╔══

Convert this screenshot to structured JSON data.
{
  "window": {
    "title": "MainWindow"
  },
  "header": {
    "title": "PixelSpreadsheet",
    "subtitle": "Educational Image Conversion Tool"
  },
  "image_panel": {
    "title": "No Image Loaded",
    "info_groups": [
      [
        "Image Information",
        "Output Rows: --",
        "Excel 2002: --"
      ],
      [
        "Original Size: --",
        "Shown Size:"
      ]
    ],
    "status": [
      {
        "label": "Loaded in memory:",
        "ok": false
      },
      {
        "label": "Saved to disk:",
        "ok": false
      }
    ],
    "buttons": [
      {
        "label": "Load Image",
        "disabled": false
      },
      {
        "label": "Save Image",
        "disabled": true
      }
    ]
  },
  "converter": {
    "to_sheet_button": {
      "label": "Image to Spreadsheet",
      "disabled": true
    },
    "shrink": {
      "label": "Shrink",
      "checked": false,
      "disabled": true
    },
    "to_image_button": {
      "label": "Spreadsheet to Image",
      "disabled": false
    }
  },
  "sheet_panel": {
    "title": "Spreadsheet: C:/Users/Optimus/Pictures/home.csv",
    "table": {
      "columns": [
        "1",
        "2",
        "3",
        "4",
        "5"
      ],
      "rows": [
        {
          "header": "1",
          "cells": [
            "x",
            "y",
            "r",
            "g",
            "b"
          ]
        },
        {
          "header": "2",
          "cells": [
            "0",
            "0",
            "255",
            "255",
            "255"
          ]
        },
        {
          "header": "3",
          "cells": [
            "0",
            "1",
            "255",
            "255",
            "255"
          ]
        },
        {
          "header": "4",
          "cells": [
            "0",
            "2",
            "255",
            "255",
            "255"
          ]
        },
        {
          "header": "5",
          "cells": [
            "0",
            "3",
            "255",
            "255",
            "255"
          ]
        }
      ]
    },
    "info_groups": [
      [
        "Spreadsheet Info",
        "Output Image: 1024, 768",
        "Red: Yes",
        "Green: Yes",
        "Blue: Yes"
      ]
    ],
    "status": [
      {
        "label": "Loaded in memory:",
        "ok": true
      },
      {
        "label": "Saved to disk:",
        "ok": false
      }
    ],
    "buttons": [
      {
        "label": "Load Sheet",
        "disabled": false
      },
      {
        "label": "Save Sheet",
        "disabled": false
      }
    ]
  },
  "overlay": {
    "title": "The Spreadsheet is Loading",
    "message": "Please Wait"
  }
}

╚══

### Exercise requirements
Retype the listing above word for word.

### Task result
Convert this screenshot to structured JSON data.
{
  "window": {
    "title": "MainWindow"
  },
  "header": {
    "title": "PixelSpreadsheet",
    "subtitle": "Educational Image Conversion Tool"
  },
  "image_panel": {
    "title": "No Image Loaded",
    "info_groups": [
      [
        "Image Information",
        "Output Rows: --",
        "Excel 2002: --"
      ],
      [
        "Original Size: --",
        "Shown Size:"
      ]
    ],
    "status": [
      {
        "label": "Loaded in memory:",
        "ok": false
      },
      {
        "label": "Saved to disk:",
        "ok": false
      }
    ],
    "buttons": [
      {
        "label": "Load Image",
        "disabled": false
      },
      {
        "label": "Save Image",
        "disabled": true
      }
    ]
  },
  "converter": {
    "to_sheet_button": {
      "label": "Image to Spreadsheet",
      "disabled": true
    },
    "shrink": {
      "label": "Shrink",
      "checked": false,
      "disabled": true
    },
    "to_image_button": {
      "label": "Spreadsheet to Image",
      "disabled": false
    }
  },
  "sheet_panel": {
    "title": "Spreadsheet: C:/Users/Optimus/Pictures/home.csv",
    "table": {
      "columns": [
        "1",
        "2",
        "3",
        "4",
        "5"
      ],
      "rows": [
        {
          "header": "1",
          "cells": [
            "x",
            "y",
            "r",
            "g",
            "b"
          ]
        },
        {
          "header": "2",
          "cells": [
            "0",
            "0",
            "255",
            "255",
            "255"
          ]
        },
        {
          "header": "3",
          "cells": [
            "0",
            "1",
            "255",
            "255",
            "255"
          ]
        },
        {
          "header": "4",
          "cells": [
            "0",
            "2",
            "255",
            "255",
            "255"
          ]
        },
        {
          "header": "5",
          "cells": [
            "0",
            "3",
            "255",
            "255",
            "255"
          ]
        }
      ]
    },
    "info_groups": [
      [
        "Spreadsheet Info",
        "Output Image: 1024, 768",
        "Red: Yes",
        "Green: Yes",
        "Blue: Yes"
      ]
    ],
    "status": [
      {
        "label": "Loaded in memory:",
        "ok": true
      },
      {
        "label": "Saved to disk:",
        "ok": false
      }
    ],
    "buttons": [
      {
        "label": "Load Sheet",
        "disabled": false
      },
      {
        "label": "Save Sheet",
        "disabled": false
      }
    ]
  },
  "overlay": {
    "title": "The Spreadsheet is Loading",
    "message": "Please Wait"
  }
}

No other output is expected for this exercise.